×

Search form

#RefugeesWelcome on the white cliffs of dover
Dangerous journeys

Why are people risking their lives to cross the English Channel?

The tragic drownings of 27 people, including three children and a pregnant woman, demonstrates the increasingly dangerous decisions people are making in search of safety, and the need for safe and legal routes into the country. This is the highest number of deaths on the channel on record. 

The growing number of people risking their lives to cross one of the world's busiest shipping lanes in small dinghies is a clear sign of desperation.

We shed some light on the situation.

Why are people risking their lives to cross the English Channel?

There are many reasons why people are forced to leave their homes, from fleeing war and persecution or escaping famine and poverty. 

Many have endured intense hardship to make it this far, for example, those who travel through Libya are at risk of abuse, sexual violence and exploitation along their journeys. If people do manage to reach the shores of the UK, they are already extremely vulnerable.

Traditional legal avenues for refugees have been severely disrupted following the coronavirus pandemic. In March 2021, the UK ended its the Syrian Vulnerable Persons Resettlement Scheme (VPRS), which offered safety to 20,000 refugees fleeing the Syrian crisis over the last five years.

Why don’t we use the word Migrant and the term migrant crossings?

You may have seen news outlets and media refer to people who make the channel crossings as ‘migrants’. But, we believe language matters. It’s important that people are not reduced to one term. This is an act of dehumanising them. Instead, it’s important to remember that these are fellow human beings. Men, women and children who have the same hopes and dreams as you and I. That’s why we choose to use the term people, not migrants.

For more on legal definitions. 

 

 

But why the UK? Why not stay in France which is a safe country? 

People choose to make the Channel crossing for a myriad of reasons, whether it's the fact that they already speak English or to join family members who are already living there.

More than 21,000 people have made the crossing to the UK so far this year, more than double the total for the whole of 2020. The fact that a growing number of people are risking their lives to cross one of the world's busiest shipping lanes in small dinghies is a clear sign of desperation.

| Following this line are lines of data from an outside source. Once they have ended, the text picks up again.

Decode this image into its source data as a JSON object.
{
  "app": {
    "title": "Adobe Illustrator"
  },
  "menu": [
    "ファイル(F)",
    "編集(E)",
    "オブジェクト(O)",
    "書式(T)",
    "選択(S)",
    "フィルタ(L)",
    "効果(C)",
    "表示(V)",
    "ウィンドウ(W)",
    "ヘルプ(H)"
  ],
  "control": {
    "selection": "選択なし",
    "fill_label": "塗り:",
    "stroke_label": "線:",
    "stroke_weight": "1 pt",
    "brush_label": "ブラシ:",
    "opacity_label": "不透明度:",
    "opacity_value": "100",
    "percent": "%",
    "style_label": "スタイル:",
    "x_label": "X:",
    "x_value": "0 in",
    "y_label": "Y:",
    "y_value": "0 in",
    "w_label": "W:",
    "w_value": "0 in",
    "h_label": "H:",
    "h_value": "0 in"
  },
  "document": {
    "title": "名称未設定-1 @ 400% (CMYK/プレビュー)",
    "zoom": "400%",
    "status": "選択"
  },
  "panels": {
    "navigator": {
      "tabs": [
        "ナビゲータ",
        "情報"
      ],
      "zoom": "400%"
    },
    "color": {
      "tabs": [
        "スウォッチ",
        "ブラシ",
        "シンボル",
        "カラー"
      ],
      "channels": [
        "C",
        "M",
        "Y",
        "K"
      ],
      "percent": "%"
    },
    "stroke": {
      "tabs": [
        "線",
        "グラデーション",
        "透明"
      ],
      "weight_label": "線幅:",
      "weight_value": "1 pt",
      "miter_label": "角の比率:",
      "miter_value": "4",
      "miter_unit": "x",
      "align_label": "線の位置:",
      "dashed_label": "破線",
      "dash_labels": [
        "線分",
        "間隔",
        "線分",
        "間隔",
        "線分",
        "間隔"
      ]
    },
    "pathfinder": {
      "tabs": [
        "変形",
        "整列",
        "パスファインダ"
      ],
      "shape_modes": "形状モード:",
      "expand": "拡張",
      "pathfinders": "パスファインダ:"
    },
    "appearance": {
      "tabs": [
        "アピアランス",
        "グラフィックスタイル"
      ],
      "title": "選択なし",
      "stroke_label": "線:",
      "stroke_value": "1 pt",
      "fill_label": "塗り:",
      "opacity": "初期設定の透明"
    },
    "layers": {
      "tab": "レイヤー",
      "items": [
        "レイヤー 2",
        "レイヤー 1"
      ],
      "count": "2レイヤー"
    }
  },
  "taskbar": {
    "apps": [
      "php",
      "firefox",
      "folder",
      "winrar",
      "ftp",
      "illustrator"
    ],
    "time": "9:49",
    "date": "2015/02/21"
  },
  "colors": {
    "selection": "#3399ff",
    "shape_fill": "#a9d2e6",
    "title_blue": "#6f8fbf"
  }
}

The tragic drowning of 27 people, including three children and a pregnant woman, demonstrates the increasingly desperate and dangerous decisions that people are being driven to make in their search for safety. 

What are the current rules for seeking asylum in the UK?

It is important to remember that it is not illegal to seek asylum in the UK. The 1951 Refugee Convention, of which the UK is a signatory, stipulates that people can seek asylum in any country they choose. Once people arrive in the UK, they’ll go through a rigorous process during which their asylum cases are assessed before being allowed to remain. 

The numbers of people seeking safety are entirely manageable for a rich and stable continent like Europe, and all countries must live up to their global responsibilities to protect refugees and uphold the right to asylum.

What is clear is that the absence of safe and legal routes for seeking asylum in the UK, is an incentive to people smugglers, and human traffickers, pushing people to take greater risks.

Can the UK manage the numbers of new arrivals? 

We must not buy into the false narratives that the UK is under threat from an ‘invasion’ of people. In fact, the numbers of asylum seekers in the UK are manageable.

It is important to have a sense of perspective. Though a record number of people have made the crossing from France to the UK this year - showing the need for safe routes - the number of refugees and asylum seekers in the country is relatively small, considering that 85% of the world’s refugees are living in countries neighbouring their country of origin.

What needs to be done?

There are a number of simple measures that the UK can adopt to help alleviate this situation and prevent more deaths. People seeking safety should not be forced to make life-threatening journeys in order to seek asylum, which is why safe and legal routes must be urgently established. The Government should also invest in the asylum system so that all claims are heard quickly and fairly.

The IRC is calling for an urgent change in approach. Politicians must stop turning human tragedy into political point-scoring. It is time to move away from the model of deterrence, which has already caused untold human misery, and towards cooperation between European countries.